In an interview with Special Prosecutor Jerry Hill and an FDLE agent, Helms, 48, said her sexual relationship with Bonanno began in 1995 and ended earlier this year. Helms was the court clerk assigned to Bonanno in the civil trial division during 1998.
Helms, who has since left her $27,955-a-year clerk's job and now works in the family intake department at the Hillsborough Courthouse, testified before the grand jury for 37 minutes on Nov. 15. The grand jury then heard from Bonanno, accompanied by attorney Ralph Fernandez, for about an hour and 20 minutes.
Helms told investigators she spent her breaks and lunch hours with the judge in his chambers on a regular basis, often discussing what she said were "discrimination problems" involving her job. While working as Bonanno's court clerk, Helms said the two worked closely.
"That was nice," Helms told investigators. "It gave us time to talk and be together."
Sexual encounters with Bonanno occurred during the evenings or on weekends at Helms' home in north Tampa, she said, never at the courthouse.
Reached at her home Monday evening, Helms declined to comment on the FDLE report.
One of the more provocative details in the report concerned Ficarrotta.
Judge Holder quotes bailiff Pisano as saying Ficarrotta went shopping with her at Victoria's Secret and that he wore her T-back underwear in his private office.
Ficarrotta resigned his position several days after testifying before the grand jury. The resignation likely brought to an end any investigation by the state's Judicial Qualifications Commission.
Ficarrotta did not return a call seeking comment.
Also on Monday, an attorney for Bonanno said he planned to ask a judge to root out the unnamed source of a Tampa Tribune article that revealed a grand jury's findings about his client.
The grand jury's report was sealed Friday by Pinellas-Pasco Circuit Judge Susan Schaeffer, who presided over the group's review of misconduct allegations at the Hillsborough County Courthourse.
"This information was confidential and not to be disclosed under any circumstances," said Ralph Fernandez, Bonanno's attorney.
The Tribune reported Saturday that the grand jury concluded Bonanno had conducted an extramarital affair in his chambers at the Hillsborough County Courthouse and that such conduct was unbecoming of a judge. According to the Tribune, the grand jury recommended that Bonanno resign and that the Judicial Qualifications Commission, which polices Florida's judges, investigate him.

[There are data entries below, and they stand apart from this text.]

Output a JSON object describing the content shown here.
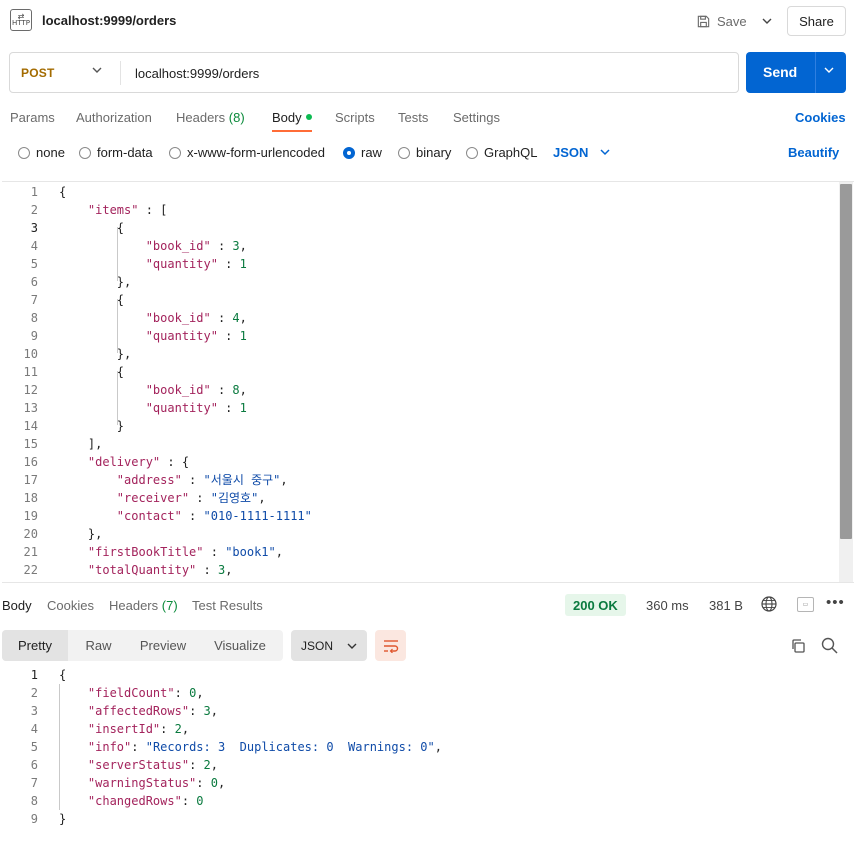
{
  "tab": {
    "title": "localhost:9999/orders",
    "icon": "http-file-icon",
    "icon_label": "HTTP"
  },
  "toolbar": {
    "save_label": "Save",
    "share_label": "Share"
  },
  "request": {
    "method": "POST",
    "url": "localhost:9999/orders",
    "send_label": "Send"
  },
  "req_tabs": {
    "params": "Params",
    "authorization": "Authorization",
    "headers": "Headers",
    "headers_count": "(8)",
    "body": "Body",
    "scripts": "Scripts",
    "tests": "Tests",
    "settings": "Settings",
    "cookies": "Cookies"
  },
  "body_types": {
    "none": "none",
    "form_data": "form-data",
    "urlencoded": "x-www-form-urlencoded",
    "raw": "raw",
    "binary": "binary",
    "graphql": "GraphQL",
    "selected": "raw",
    "format": "JSON",
    "beautify": "Beautify"
  },
  "request_body_lines": [
    "{",
    "    \"items\" : [",
    "        {",
    "            \"book_id\" : 3,",
    "            \"quantity\" : 1",
    "        },",
    "        {",
    "            \"book_id\" : 4,",
    "            \"quantity\" : 1",
    "        },",
    "        {",
    "            \"book_id\" : 8,",
    "            \"quantity\" : 1",
    "        }",
    "    ],",
    "    \"delivery\" : {",
    "        \"address\" : \"서울시 중구\",",
    "        \"receiver\" : \"김영호\",",
    "        \"contact\" : \"010-1111-1111\"",
    "    },",
    "    \"firstBookTitle\" : \"book1\",",
    "    \"totalQuantity\" : 3,"
  ],
  "response": {
    "tabs": {
      "body": "Body",
      "cookies": "Cookies",
      "headers": "Headers",
      "headers_count": "(7)",
      "test_results": "Test Results"
    },
    "status": "200 OK",
    "time": "360 ms",
    "size": "381 B",
    "views": {
      "pretty": "Pretty",
      "raw": "Raw",
      "preview": "Preview",
      "visualize": "Visualize"
    },
    "format": "JSON",
    "body_lines": [
      "{",
      "    \"fieldCount\": 0,",
      "    \"affectedRows\": 3,",
      "    \"insertId\": 2,",
      "    \"info\": \"Records: 3  Duplicates: 0  Warnings: 0\",",
      "    \"serverStatus\": 2,",
      "    \"warningStatus\": 0,",
      "    \"changedRows\": 0",
      "}"
    ]
  },
  "colors": {
    "accent": "#0265d2",
    "method": "#a36b00",
    "status": "#0a7a3f",
    "tab_underline": "#ff6c37"
  }
}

Tribune attorney Gregg Thomas said he would not comment on Fernandez's allegations until a formal court filing had been made. Fernandez said a motion would be filed today.
- Times staff writer Sarah Schweitzer contributed to this report.